Henry Waxman, chairman of the committee and co-sponsor with Ed Markey, said the bill enjoyed “substantial support from industry, labour and environmental groups from across the country”.
This is true, but does not tell the whole story. While many companies have embraced cap-and-trade – Duke Energy, Cisco, DuPont, Caterpillar, among others – the compromises that have been made to get the bill to this stage have also made enemies.
Some of these are broadly Republican in flavour, with the usual suspects in the form of free market thinktanks, anti-tax campaigners, some business coalitions, and of course global warming sceptics. Other groups representing rural America have also been taking a strong stand on the bill as they say it will drive up costs for them and put many farmers out of business.
But the other voices attacking the bill have been from the green side. A coalition led by Greenpeace and Friends of the Earth has criticised the bill as a sop to “Big Business”.
“The decision-making process was co-opted by oil and coal lobbyists determined to sustain our addiction to dirty fossil fuels, even as the country stands ready to rebuild our economy and clean up the environment with real clean energy,” the 12 organisations said. “[It’s] the triumph of politics over science and the triumph of industry influence over the public interest.”
But the bill’s supporters say it is the only acceptable political compromise.
“The alternative is not a better bill – it’s no bill,” said Jonathan Lash, president of the World Resources Institute.
Paul Bledsoe, strategy director of the bipartisan National Commission on Energy Policy, said: “I recognise the frustration of those who feel that the market signal [on the carbon price generated by the bill] is not adequate. But in view of the political circumstances, our view has always been [that the most important thing is] to put in place a system that prices carbon.”
He continued: “Our view is that the price will rise naturally over time.”
He also noted the $10 floor on carbon incorporated into the bill.
Rep Markey highlighted the international context: many people believe that unless the US can go to the climate change talks in Copenhagen in December with a cap-and-trade bill in place, it will be unable to reach an agreement. He said: “President Obama has made it clear that he wants to go to Copenhagen as the leader and not the laggard, which we have been over the last eight years.”

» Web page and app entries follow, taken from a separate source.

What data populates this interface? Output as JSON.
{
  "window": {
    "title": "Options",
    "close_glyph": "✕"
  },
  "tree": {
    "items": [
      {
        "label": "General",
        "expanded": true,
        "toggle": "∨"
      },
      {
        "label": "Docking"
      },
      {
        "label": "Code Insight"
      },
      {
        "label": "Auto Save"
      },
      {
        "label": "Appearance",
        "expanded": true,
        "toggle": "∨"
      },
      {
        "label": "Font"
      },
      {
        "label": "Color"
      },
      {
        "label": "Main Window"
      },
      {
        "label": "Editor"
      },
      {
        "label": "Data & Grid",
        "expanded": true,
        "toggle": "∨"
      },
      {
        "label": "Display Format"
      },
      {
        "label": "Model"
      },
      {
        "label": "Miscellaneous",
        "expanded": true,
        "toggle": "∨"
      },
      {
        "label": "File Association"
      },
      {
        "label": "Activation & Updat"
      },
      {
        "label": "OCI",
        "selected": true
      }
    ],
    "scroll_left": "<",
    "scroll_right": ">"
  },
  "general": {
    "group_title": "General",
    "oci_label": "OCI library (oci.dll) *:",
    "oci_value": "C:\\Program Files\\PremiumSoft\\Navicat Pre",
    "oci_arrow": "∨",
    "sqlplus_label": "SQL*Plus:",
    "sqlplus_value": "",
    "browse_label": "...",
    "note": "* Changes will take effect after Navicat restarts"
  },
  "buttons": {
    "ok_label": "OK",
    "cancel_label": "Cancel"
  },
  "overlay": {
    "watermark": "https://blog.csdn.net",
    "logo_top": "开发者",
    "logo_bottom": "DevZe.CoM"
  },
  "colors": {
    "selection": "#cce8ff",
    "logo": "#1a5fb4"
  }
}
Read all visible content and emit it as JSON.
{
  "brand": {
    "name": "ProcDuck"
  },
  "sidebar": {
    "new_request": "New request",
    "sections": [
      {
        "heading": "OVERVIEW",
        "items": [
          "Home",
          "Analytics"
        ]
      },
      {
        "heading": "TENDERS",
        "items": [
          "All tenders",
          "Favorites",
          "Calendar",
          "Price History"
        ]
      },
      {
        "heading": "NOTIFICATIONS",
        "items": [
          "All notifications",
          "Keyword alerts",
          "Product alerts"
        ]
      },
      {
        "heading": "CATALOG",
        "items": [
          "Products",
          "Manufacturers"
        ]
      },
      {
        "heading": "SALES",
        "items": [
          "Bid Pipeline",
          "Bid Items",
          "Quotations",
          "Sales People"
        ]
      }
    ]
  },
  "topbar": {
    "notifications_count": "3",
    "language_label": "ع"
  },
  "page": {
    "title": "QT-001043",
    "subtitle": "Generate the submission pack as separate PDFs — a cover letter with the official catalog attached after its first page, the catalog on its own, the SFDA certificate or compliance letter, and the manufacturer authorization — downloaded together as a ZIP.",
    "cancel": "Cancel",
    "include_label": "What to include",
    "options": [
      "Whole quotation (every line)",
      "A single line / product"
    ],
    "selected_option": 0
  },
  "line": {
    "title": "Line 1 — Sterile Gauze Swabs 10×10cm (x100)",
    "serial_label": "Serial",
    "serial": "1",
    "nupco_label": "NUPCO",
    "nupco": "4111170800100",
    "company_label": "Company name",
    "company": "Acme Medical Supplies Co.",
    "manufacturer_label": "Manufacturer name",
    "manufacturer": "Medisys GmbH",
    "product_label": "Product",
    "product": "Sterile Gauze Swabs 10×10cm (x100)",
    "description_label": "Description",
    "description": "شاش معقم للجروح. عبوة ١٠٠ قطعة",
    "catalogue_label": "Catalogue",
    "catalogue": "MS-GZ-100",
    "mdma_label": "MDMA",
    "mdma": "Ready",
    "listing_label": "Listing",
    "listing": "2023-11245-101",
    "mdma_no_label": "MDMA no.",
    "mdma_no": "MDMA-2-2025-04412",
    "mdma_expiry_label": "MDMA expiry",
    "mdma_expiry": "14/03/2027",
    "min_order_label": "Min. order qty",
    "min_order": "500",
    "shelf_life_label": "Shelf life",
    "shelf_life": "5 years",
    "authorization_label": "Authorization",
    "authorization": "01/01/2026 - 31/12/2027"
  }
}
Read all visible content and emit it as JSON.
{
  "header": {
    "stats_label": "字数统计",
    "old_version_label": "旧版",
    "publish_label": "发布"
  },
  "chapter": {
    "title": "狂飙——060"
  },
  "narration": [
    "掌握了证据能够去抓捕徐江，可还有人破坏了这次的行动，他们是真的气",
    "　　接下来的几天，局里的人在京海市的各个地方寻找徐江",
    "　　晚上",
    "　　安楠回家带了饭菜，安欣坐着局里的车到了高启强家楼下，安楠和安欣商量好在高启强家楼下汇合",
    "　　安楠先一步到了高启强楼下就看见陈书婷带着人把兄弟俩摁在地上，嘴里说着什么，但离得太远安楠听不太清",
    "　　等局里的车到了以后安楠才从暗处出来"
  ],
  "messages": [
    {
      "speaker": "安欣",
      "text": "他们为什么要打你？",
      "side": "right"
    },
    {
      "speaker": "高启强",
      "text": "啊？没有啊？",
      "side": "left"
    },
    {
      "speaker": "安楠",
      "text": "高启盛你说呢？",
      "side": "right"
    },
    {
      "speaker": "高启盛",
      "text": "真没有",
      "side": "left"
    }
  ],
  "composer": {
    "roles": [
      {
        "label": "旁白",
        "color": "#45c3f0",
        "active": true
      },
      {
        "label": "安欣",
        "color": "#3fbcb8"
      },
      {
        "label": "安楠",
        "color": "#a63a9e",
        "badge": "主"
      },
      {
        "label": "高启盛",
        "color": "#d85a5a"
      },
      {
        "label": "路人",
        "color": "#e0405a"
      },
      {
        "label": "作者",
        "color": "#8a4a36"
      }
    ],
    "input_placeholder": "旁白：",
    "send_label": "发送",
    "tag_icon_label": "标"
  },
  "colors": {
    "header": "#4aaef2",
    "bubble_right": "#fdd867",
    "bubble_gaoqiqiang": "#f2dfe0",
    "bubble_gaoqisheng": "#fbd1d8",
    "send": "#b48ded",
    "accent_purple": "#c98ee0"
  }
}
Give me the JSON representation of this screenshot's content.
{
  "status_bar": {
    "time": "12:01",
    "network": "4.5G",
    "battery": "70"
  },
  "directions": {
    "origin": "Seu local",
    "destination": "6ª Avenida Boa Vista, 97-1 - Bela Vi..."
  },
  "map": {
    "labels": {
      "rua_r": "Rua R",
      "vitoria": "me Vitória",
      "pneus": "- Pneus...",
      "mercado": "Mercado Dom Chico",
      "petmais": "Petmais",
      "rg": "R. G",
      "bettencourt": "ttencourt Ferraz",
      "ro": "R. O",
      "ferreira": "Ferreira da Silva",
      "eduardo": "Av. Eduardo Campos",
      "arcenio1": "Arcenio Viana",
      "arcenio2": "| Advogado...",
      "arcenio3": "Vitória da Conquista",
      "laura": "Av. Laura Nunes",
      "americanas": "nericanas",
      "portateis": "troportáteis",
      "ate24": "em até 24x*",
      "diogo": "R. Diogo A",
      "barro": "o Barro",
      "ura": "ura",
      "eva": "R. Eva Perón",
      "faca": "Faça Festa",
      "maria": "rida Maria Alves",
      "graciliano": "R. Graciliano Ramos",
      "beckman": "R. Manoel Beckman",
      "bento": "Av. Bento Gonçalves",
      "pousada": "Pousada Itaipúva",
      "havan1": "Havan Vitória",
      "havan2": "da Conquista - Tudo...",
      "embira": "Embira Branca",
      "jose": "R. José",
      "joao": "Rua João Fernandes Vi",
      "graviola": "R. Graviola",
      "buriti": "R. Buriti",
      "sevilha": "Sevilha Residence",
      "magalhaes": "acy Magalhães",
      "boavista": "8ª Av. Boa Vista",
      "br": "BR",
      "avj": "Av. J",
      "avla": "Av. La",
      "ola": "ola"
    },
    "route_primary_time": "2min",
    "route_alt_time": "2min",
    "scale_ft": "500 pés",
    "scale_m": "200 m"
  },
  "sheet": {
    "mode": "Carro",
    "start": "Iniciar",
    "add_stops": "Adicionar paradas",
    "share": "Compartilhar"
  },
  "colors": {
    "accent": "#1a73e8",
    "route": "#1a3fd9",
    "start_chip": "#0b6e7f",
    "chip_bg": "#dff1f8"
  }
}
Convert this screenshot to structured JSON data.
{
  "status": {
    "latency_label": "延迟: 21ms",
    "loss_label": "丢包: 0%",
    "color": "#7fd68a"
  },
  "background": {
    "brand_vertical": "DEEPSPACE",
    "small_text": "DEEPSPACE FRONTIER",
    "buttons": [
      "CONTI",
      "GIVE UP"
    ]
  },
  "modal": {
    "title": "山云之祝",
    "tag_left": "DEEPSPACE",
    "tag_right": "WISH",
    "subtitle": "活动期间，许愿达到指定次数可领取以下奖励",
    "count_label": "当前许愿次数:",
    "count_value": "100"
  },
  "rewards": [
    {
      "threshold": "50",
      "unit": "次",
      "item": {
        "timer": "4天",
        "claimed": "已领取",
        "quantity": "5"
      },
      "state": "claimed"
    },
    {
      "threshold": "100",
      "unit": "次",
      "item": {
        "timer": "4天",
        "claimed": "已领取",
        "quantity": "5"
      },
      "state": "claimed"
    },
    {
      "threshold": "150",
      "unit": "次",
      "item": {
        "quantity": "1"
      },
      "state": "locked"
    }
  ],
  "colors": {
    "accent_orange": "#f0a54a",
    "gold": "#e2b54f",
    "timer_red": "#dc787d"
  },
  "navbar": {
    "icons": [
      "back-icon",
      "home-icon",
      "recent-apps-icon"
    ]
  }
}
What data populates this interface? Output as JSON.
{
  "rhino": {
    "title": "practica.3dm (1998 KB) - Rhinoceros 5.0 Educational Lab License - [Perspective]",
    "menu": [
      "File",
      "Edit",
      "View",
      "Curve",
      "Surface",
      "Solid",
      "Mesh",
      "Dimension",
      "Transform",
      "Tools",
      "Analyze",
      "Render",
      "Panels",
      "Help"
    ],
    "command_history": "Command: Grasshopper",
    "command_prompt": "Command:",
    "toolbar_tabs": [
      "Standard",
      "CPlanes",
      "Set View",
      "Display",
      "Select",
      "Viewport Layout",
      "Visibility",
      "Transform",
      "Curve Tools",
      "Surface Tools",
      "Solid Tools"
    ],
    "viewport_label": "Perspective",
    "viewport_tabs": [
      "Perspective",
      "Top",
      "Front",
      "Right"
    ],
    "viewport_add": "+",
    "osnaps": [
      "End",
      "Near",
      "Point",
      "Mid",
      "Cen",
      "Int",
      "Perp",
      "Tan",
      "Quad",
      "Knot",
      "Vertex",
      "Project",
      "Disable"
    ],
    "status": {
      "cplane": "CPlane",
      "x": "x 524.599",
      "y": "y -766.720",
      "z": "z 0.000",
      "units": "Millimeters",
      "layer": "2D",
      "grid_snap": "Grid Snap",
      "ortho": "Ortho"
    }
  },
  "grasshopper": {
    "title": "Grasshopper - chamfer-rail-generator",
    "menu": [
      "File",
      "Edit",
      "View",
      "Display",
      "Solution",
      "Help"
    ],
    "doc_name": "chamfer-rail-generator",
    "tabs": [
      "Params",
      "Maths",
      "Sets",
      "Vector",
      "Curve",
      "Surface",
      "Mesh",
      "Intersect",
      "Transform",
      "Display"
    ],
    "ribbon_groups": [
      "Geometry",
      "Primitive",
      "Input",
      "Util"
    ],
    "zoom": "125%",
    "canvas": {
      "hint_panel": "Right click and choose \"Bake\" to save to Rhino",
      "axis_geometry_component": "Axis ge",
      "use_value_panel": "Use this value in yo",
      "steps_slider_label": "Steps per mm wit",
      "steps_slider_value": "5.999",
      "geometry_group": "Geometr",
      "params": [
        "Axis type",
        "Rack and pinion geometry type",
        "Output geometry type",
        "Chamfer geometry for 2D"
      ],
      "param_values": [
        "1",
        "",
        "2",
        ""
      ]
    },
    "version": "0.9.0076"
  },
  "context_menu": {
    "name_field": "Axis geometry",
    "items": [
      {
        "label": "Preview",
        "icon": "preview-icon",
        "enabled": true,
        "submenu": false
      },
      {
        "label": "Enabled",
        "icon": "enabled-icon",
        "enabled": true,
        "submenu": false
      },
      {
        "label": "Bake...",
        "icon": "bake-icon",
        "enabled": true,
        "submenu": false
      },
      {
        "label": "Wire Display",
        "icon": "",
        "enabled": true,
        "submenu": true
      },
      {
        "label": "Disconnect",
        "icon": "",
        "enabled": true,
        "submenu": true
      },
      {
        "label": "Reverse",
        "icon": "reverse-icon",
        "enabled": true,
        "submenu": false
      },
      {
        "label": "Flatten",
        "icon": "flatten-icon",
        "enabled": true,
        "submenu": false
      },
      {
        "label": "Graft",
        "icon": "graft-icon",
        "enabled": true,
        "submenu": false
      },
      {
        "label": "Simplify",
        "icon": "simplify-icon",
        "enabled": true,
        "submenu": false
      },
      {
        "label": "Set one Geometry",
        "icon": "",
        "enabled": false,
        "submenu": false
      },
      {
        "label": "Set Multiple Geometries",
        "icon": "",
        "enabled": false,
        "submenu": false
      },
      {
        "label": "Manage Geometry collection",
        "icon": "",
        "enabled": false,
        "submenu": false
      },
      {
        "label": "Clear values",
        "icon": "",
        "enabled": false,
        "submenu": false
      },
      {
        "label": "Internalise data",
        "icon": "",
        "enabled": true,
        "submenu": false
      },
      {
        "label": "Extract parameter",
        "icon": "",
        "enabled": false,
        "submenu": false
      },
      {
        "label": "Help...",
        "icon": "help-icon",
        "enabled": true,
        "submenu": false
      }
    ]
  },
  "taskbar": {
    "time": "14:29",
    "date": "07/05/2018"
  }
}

President Obama himself said: “We are now one step closer to delivering on the promise of a new clean energy economy that will make America less dependent on foreign oil, crack down on polluters, and create millions of new jobs all across America.”
Waxman Markey: Key components of the bill (FT Energy Source, 22/05/09)